[[ Dataset records open ]]

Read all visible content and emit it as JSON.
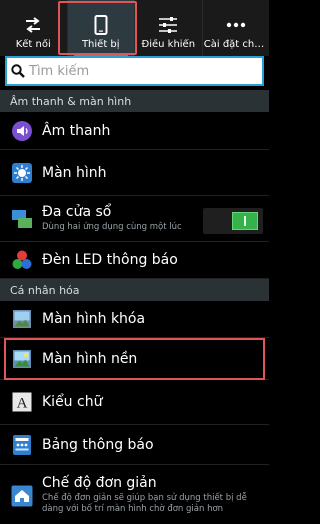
{
  "tabs": [
    {
      "label": "Kết nối",
      "icon": "swap-arrows-icon"
    },
    {
      "label": "Thiết bị",
      "icon": "phone-icon"
    },
    {
      "label": "Điều khiển",
      "icon": "sliders-icon"
    },
    {
      "label": "Cài đặt chu...",
      "icon": "more-dots-icon"
    }
  ],
  "search": {
    "placeholder": "Tìm kiếm"
  },
  "sections": [
    {
      "label": "Âm thanh & màn hình"
    },
    {
      "label": "Cá nhân hóa"
    }
  ],
  "items": [
    {
      "title": "Âm thanh",
      "icon": "volume-icon"
    },
    {
      "title": "Màn hình",
      "icon": "brightness-icon"
    },
    {
      "title": "Đa cửa sổ",
      "subtitle": "Dùng hai ứng dụng cùng một lúc",
      "icon": "multi-window-icon",
      "toggle": "on"
    },
    {
      "title": "Đèn LED thông báo",
      "icon": "led-icon"
    },
    {
      "title": "Màn hình khóa",
      "icon": "lock-screen-icon"
    },
    {
      "title": "Màn hình nền",
      "icon": "wallpaper-icon"
    },
    {
      "title": "Kiểu chữ",
      "icon": "font-icon"
    },
    {
      "title": "Bảng thông báo",
      "icon": "notification-panel-icon"
    },
    {
      "title": "Chế độ đơn giản",
      "subtitle": "Chế độ đơn giản sẽ giúp bạn sử dụng thiết bị dễ dàng với bố trí màn hình chờ đơn giản hơn",
      "icon": "home-icon"
    }
  ],
  "colors": {
    "accent": "#2a9fd6",
    "highlight": "#e05555",
    "toggle_on": "#36b24a"
  }
}
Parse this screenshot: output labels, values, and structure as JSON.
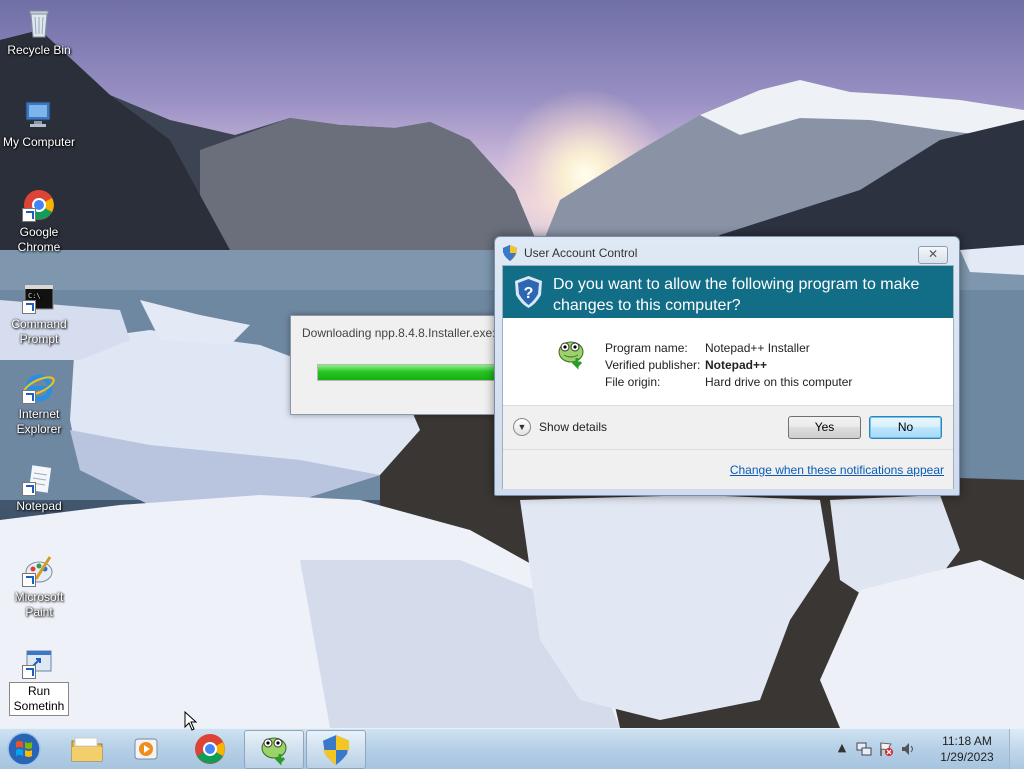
{
  "desktop": {
    "icons": [
      {
        "label": "Recycle Bin",
        "icon": "recycle-bin-icon"
      },
      {
        "label": "My Computer",
        "icon": "computer-icon"
      },
      {
        "label": "Google Chrome",
        "icon": "chrome-icon"
      },
      {
        "label": "Command Prompt",
        "icon": "command-prompt-icon"
      },
      {
        "label": "Internet Explorer",
        "icon": "internet-explorer-icon"
      },
      {
        "label": "Notepad",
        "icon": "notepad-icon"
      },
      {
        "label": "Microsoft Paint",
        "icon": "paint-icon"
      },
      {
        "label": "Run Sometinh",
        "icon": "run-icon"
      }
    ]
  },
  "download_window": {
    "title": "Downloading npp.8.4.8.Installer.exe:",
    "progress": 0.85
  },
  "uac": {
    "title": "User Account Control",
    "close_label": "✕",
    "question": "Do you want to allow the following program to make changes to this computer?",
    "properties": [
      {
        "key": "Program name:",
        "value": "Notepad++ Installer",
        "bold": false
      },
      {
        "key": "Verified publisher:",
        "value": "Notepad++",
        "bold": true
      },
      {
        "key": "File origin:",
        "value": "Hard drive on this computer",
        "bold": false
      }
    ],
    "show_details": "Show details",
    "yes": "Yes",
    "no": "No",
    "notification_link": "Change when these notifications appear"
  },
  "taskbar": {
    "items": [
      {
        "name": "file-explorer",
        "icon": "folder-icon",
        "active": false
      },
      {
        "name": "media-player",
        "icon": "media-player-icon",
        "active": false
      },
      {
        "name": "chrome",
        "icon": "chrome-icon",
        "active": false
      },
      {
        "name": "notepad-plus-plus-installer",
        "icon": "notepad-plus-plus-icon",
        "active": true
      },
      {
        "name": "user-account-control",
        "icon": "uac-shield-icon",
        "active": true
      }
    ],
    "clock_time": "11:18 AM",
    "clock_date": "1/29/2023"
  },
  "colors": {
    "uac_banner": "#126e87",
    "link": "#0a5bb6",
    "progress_green": "#28c424"
  }
}
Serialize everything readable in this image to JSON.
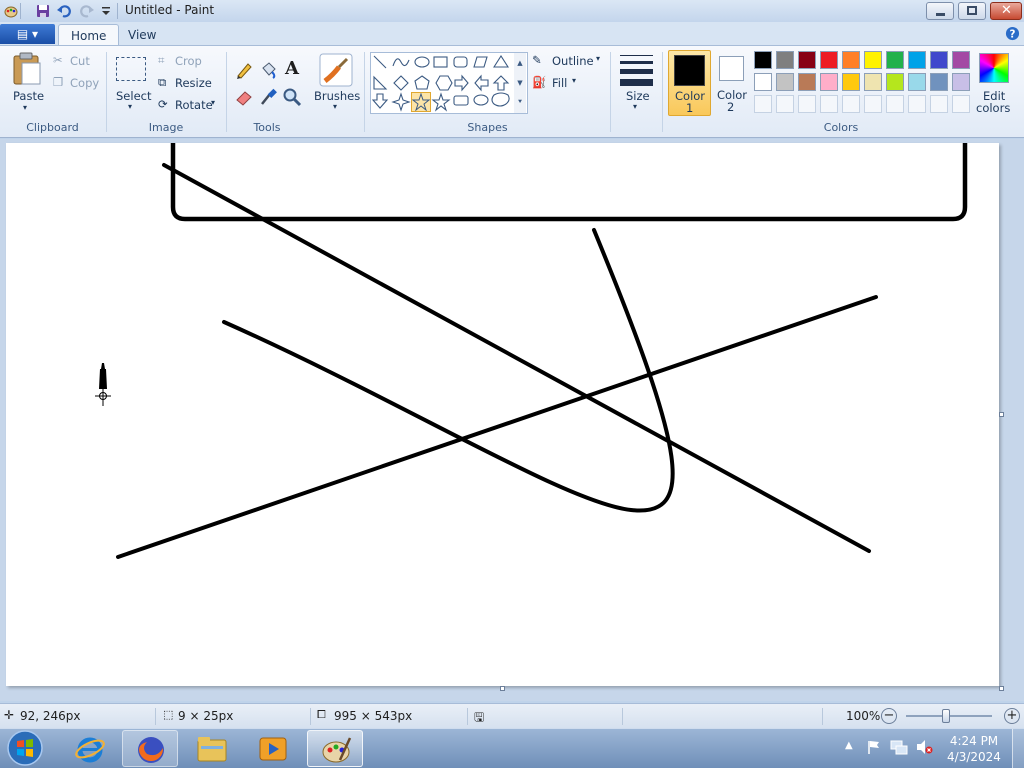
{
  "window": {
    "title": "Untitled - Paint",
    "quick_access": [
      "paint-app-icon",
      "save-icon",
      "undo-icon",
      "redo-icon",
      "customize-qat-icon"
    ],
    "controls": [
      "minimize",
      "maximize",
      "close"
    ]
  },
  "tabs": {
    "file_icon": "file-menu-icon",
    "home": "Home",
    "view": "View"
  },
  "clipboard": {
    "paste": "Paste",
    "cut": "Cut",
    "copy": "Copy",
    "group": "Clipboard"
  },
  "image": {
    "select": "Select",
    "crop": "Crop",
    "resize": "Resize",
    "rotate": "Rotate",
    "group": "Image"
  },
  "tools": {
    "items": [
      "pencil-icon",
      "fill-icon",
      "text-icon",
      "eraser-icon",
      "color-picker-icon",
      "magnifier-icon"
    ],
    "text_glyph": "A",
    "group": "Tools"
  },
  "brushes": {
    "label": "Brushes"
  },
  "shapes": {
    "outline": "Outline",
    "fill": "Fill",
    "group": "Shapes",
    "selected": "star-5"
  },
  "size": {
    "label": "Size"
  },
  "colors": {
    "color1": {
      "label1": "Color",
      "label2": "1",
      "value": "#000000"
    },
    "color2": {
      "label1": "Color",
      "label2": "2",
      "value": "#ffffff"
    },
    "palette_row1": [
      "#000000",
      "#7f7f7f",
      "#880015",
      "#ed1c24",
      "#ff7f27",
      "#fff200",
      "#22b14c",
      "#00a2e8",
      "#3f48cc",
      "#a349a4"
    ],
    "palette_row2": [
      "#ffffff",
      "#c3c3c3",
      "#b97a57",
      "#ffaec9",
      "#ffc90e",
      "#efe4b0",
      "#b5e61d",
      "#99d9ea",
      "#7092be",
      "#c8bfe7"
    ],
    "edit_label1": "Edit",
    "edit_label2": "colors",
    "group": "Colors"
  },
  "status": {
    "cursor_pos": "92, 246px",
    "selection_size": "9 × 25px",
    "canvas_size": "995 × 543px",
    "zoom": "100%",
    "zoom_fraction": 0.46
  },
  "taskbar": {
    "apps": [
      "start-button",
      "internet-explorer-icon",
      "firefox-icon",
      "file-explorer-icon",
      "media-player-icon",
      "paint-taskbar-icon"
    ],
    "active": "paint-taskbar-icon",
    "time": "4:24 PM",
    "date": "4/3/2024"
  }
}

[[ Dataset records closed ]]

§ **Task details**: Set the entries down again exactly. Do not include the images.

§ **Exercise result**:
Read all visible content and emit it as JSON.
{
  "tabs": [
    {
      "label": "Kết nối",
      "icon": "swap-arrows-icon"
    },
    {
      "label": "Thiết bị",
      "icon": "phone-icon"
    },
    {
      "label": "Điều khiển",
      "icon": "sliders-icon"
    },
    {
      "label": "Cài đặt chu...",
      "icon": "more-dots-icon"
    }
  ],
  "search": {
    "placeholder": "Tìm kiếm"
  },
  "sections": [
    {
      "label": "Âm thanh & màn hình"
    },
    {
      "label": "Cá nhân hóa"
    }
  ],
  "items": [
    {
      "title": "Âm thanh",
      "icon": "volume-icon"
    },
    {
      "title": "Màn hình",
      "icon": "brightness-icon"
    },
    {
      "title": "Đa cửa sổ",
      "subtitle": "Dùng hai ứng dụng cùng một lúc",
      "icon": "multi-window-icon",
      "toggle": "on"
    },
    {
      "title": "Đèn LED thông báo",
      "icon": "led-icon"
    },
    {
      "title": "Màn hình khóa",
      "icon": "lock-screen-icon"
    },
    {
      "title": "Màn hình nền",
      "icon": "wallpaper-icon"
    },
    {
      "title": "Kiểu chữ",
      "icon": "font-icon"
    },
    {
      "title": "Bảng thông báo",
      "icon": "notification-panel-icon"
    },
    {
      "title": "Chế độ đơn giản",
      "subtitle": "Chế độ đơn giản sẽ giúp bạn sử dụng thiết bị dễ dàng với bố trí màn hình chờ đơn giản hơn",
      "icon": "home-icon"
    }
  ],
  "colors": {
    "accent": "#2a9fd6",
    "highlight": "#e05555",
    "toggle_on": "#36b24a"
  }
}
Parse this screenshot: output labels, values, and structure as JSON.
{
  "desktop": {
    "icons": [
      {
        "label": "Recycle Bin",
        "icon": "recycle-bin-icon"
      },
      {
        "label": "My Computer",
        "icon": "computer-icon"
      },
      {
        "label": "Google Chrome",
        "icon": "chrome-icon"
      },
      {
        "label": "Command Prompt",
        "icon": "command-prompt-icon"
      },
      {
        "label": "Internet Explorer",
        "icon": "internet-explorer-icon"
      },
      {
        "label": "Notepad",
        "icon": "notepad-icon"
      },
      {
        "label": "Microsoft Paint",
        "icon": "paint-icon"
      },
      {
        "label": "Run Sometinh",
        "icon": "run-icon"
      }
    ]
  },
  "download_window": {
    "title": "Downloading npp.8.4.8.Installer.exe:",
    "progress": 0.85
  },
  "uac": {
    "title": "User Account Control",
    "close_label": "✕",
    "question": "Do you want to allow the following program to make changes to this computer?",
    "properties": [
      {
        "key": "Program name:",
        "value": "Notepad++ Installer",
        "bold": false
      },
      {
        "key": "Verified publisher:",
        "value": "Notepad++",
        "bold": true
      },
      {
        "key": "File origin:",
        "value": "Hard drive on this computer",
        "bold": false
      }
    ],
    "show_details": "Show details",
    "yes": "Yes",
    "no": "No",
    "notification_link": "Change when these notifications appear"
  },
  "taskbar": {
    "items": [
      {
        "name": "file-explorer",
        "icon": "folder-icon",
        "active": false
      },
      {
        "name": "media-player",
        "icon": "media-player-icon",
        "active": false
      },
      {
        "name": "chrome",
        "icon": "chrome-icon",
        "active": false
      },
      {
        "name": "notepad-plus-plus-installer",
        "icon": "notepad-plus-plus-icon",
        "active": true
      },
      {
        "name": "user-account-control",
        "icon": "uac-shield-icon",
        "active": true
      }
    ],
    "clock_time": "11:18 AM",
    "clock_date": "1/29/2023"
  },
  "colors": {
    "uac_banner": "#126e87",
    "link": "#0a5bb6",
    "progress_green": "#28c424"
  }
}
Serialize everything readable in this image to JSON.
{
  "window": {
    "title": "Untitled - Paint",
    "quick_access": [
      "paint-app-icon",
      "save-icon",
      "undo-icon",
      "redo-icon",
      "customize-qat-icon"
    ],
    "controls": [
      "minimize",
      "maximize",
      "close"
    ]
  },
  "tabs": {
    "file_icon": "file-menu-icon",
    "home": "Home",
    "view": "View"
  },
  "clipboard": {
    "paste": "Paste",
    "cut": "Cut",
    "copy": "Copy",
    "group": "Clipboard"
  },
  "image": {
    "select": "Select",
    "crop": "Crop",
    "resize": "Resize",
    "rotate": "Rotate",
    "group": "Image"
  },
  "tools": {
    "items": [
      "pencil-icon",
      "fill-icon",
      "text-icon",
      "eraser-icon",
      "color-picker-icon",
      "magnifier-icon"
    ],
    "text_glyph": "A",
    "group": "Tools"
  },
  "brushes": {
    "label": "Brushes"
  },
  "shapes": {
    "outline": "Outline",
    "fill": "Fill",
    "group": "Shapes",
    "selected": "star-5"
  },
  "size": {
    "label": "Size"
  },
  "colors": {
    "color1": {
      "label1": "Color",
      "label2": "1",
      "value": "#000000"
    },
    "color2": {
      "label1": "Color",
      "label2": "2",
      "value": "#ffffff"
    },
    "palette_row1": [
      "#000000",
      "#7f7f7f",
      "#880015",
      "#ed1c24",
      "#ff7f27",
      "#fff200",
      "#22b14c",
      "#00a2e8",
      "#3f48cc",
      "#a349a4"
    ],
    "palette_row2": [
      "#ffffff",
      "#c3c3c3",
      "#b97a57",
      "#ffaec9",
      "#ffc90e",
      "#efe4b0",
      "#b5e61d",
      "#99d9ea",
      "#7092be",
      "#c8bfe7"
    ],
    "edit_label1": "Edit",
    "edit_label2": "colors",
    "group": "Colors"
  },
  "status": {
    "cursor_pos": "92, 246px",
    "selection_size": "9 × 25px",
    "canvas_size": "995 × 543px",
    "zoom": "100%",
    "zoom_fraction": 0.46
  },
  "taskbar": {
    "apps": [
      "start-button",
      "internet-explorer-icon",
      "firefox-icon",
      "file-explorer-icon",
      "media-player-icon",
      "paint-taskbar-icon"
    ],
    "active": "paint-taskbar-icon",
    "time": "4:24 PM",
    "date": "4/3/2024"
  }
}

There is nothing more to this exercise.